LAS VEGAS – A disgruntled casino employee accused of shooting two executives at a company picnic in Las Vegas planned an escape and spent days on the run before a sheriff's deputy happened upon him sleeping in a car Thursday near a small Texas Panhandle town, authorities said.
A deputy on routine patrol checked the license plate of a car parked at a highway rest stop not far from the New Mexico state line and found it was stolen from Utah. When confronted by Oldham County deputies, Anthony J. Wrobel initially reached for a 9mm handgun but then surrendered without incident, authorities said.
Police did not provide details about Wrobel's issues at work and were trying to find out where he was going. But officials said police found a note at the casino dealer's home "that talked about his displeasure with The Venetian and management at the corporation."
"This awful crime occurred because of a disgruntled employee who decided to take out his anger by using violence," Las Vegas police Capt. Robert Plummer told reporters.
Authorities say Wrobel, 42, planned Sunday's attack, leaving a second getaway vehicle in a parking structure at the busy Las Vegas airport three days before shooting the executives at close range while they sat at a table at a nearby park, Plummer said. Mia Banks was killed, and Hector Rodriguez was critically wounded.
Wrobel fled in his distinctive black and purple Dodge Charger, which police quickly found parked at the airport.
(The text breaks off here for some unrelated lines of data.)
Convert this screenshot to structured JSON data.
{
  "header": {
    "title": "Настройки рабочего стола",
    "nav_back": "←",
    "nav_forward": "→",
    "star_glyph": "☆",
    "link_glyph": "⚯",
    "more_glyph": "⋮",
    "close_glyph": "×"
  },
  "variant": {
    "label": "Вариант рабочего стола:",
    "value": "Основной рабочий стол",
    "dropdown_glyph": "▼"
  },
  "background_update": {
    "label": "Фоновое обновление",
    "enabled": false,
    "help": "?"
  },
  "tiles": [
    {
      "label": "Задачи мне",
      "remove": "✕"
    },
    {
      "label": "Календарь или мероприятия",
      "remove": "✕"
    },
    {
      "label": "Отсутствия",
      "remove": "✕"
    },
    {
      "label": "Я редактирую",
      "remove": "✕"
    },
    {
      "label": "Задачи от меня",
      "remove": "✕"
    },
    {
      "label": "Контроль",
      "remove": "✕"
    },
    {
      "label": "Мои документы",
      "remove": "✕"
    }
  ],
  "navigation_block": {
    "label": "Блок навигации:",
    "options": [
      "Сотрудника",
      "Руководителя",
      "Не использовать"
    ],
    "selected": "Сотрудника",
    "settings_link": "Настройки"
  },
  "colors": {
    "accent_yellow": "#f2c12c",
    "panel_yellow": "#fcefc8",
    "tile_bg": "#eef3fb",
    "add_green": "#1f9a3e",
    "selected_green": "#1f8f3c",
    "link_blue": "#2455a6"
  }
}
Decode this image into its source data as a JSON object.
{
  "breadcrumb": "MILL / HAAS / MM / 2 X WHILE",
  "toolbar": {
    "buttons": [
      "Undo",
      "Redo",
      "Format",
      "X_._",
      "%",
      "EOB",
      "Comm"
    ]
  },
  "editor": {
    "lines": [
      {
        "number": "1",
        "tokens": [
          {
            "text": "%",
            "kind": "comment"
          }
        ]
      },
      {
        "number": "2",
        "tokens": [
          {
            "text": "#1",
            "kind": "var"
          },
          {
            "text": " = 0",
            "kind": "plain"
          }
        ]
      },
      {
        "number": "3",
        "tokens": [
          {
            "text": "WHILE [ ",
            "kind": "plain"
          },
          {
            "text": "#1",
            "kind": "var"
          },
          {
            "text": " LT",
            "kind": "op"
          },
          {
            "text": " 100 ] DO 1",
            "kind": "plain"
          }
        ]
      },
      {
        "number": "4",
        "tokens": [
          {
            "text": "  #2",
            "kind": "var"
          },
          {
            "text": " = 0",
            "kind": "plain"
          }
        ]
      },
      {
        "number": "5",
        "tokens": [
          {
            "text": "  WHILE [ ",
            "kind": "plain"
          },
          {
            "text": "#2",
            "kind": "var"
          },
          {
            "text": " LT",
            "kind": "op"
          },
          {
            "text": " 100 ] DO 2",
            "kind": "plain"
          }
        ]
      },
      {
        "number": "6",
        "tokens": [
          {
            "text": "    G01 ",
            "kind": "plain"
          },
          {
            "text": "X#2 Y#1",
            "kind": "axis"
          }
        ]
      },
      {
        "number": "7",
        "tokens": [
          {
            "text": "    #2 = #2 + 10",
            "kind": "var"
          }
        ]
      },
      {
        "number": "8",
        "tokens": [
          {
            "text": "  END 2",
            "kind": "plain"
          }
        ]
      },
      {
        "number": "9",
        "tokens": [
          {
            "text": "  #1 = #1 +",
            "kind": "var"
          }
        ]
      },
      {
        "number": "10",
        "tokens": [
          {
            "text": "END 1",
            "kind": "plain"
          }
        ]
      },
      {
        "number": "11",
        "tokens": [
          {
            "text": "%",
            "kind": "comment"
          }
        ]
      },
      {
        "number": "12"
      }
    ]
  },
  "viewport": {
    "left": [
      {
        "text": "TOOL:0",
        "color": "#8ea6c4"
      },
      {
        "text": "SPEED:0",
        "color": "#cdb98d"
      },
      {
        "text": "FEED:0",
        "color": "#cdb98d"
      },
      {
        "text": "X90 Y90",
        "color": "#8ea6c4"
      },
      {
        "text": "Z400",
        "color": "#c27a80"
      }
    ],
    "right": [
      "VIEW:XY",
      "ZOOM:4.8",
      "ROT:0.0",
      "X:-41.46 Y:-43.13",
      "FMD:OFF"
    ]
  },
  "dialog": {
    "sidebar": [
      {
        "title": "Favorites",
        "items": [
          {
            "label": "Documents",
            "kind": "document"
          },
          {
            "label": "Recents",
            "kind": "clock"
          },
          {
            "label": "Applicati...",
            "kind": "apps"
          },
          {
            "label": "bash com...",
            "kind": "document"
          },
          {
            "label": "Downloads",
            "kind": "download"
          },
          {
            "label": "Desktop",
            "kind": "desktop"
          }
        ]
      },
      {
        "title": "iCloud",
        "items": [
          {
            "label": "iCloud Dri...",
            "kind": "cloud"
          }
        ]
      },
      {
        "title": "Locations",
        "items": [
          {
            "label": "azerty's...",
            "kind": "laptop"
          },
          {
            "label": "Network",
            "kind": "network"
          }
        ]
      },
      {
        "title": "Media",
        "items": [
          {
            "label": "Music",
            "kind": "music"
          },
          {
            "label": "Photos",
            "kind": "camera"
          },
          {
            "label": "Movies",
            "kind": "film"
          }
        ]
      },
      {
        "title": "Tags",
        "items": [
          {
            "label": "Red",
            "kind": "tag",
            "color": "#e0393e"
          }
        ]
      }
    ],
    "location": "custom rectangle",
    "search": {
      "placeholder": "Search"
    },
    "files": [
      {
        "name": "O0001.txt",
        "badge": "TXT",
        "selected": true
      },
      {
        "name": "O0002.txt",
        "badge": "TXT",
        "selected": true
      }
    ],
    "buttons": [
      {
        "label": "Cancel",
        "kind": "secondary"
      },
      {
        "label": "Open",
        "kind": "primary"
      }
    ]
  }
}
He drove in the second car north some 170 miles (275 kilometers) to Cedar City, Utah, where he stole a Utah license plate from another vehicle, according to a brief chronology that Plummer provided.
He was arrested hundreds of miles away in Texas, where deputies found two high-capacity magazines in his vehicle. Police said they don't believe he had help in his escape.
Wrobel was being held in Texas pending his transfer to Nevada to face charges of murder, attempted murder and armed battery. He also was named in a federal complaint Tuesday as a fugitive from justice.
Investigators have said they believe the victims were targeted but have not said why.
Las Vegas Sands Corp., which operates The Venetian, said Banks was vice president of casino operations and Rodriguez was executive director of table games. Both worked at the resort since it opened in 1999.
Wrobel, who worked at the casino for 14 years, has been fired, Sands spokesman Ron Reese said.
The company had offered a $50,000 reward for information about Wrobel's whereabouts and will now donate the money to the National Law Enforcement Officers Memorial Fund, Reese said.
Associated Press writer David Warren in Dallas contributed to this report.